== Your objective ==
Keep only the lines of the data below that contain "title", and copy them.

★ ★ ★ ★ ★ ★ ★

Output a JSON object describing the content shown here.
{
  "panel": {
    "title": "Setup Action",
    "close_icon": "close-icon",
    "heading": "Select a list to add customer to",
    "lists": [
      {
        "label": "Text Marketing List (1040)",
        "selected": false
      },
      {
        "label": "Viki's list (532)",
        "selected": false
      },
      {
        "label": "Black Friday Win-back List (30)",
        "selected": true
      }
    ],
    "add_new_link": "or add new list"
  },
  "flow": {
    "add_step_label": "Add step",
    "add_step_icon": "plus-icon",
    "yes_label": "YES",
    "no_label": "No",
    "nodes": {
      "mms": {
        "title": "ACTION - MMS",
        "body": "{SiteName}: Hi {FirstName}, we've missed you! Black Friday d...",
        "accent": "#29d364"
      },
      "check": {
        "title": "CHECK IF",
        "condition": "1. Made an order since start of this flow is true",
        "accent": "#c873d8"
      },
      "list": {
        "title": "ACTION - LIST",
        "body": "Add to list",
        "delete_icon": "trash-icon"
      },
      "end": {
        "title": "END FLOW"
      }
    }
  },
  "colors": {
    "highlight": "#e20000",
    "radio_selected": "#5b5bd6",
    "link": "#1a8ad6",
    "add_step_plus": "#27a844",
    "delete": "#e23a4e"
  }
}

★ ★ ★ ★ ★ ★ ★

== Response ==
    "title": "Setup Action",
        "title": "ACTION - MMS",
        "title": "CHECK IF",
        "title": "ACTION - LIST",
        "title": "END FLOW"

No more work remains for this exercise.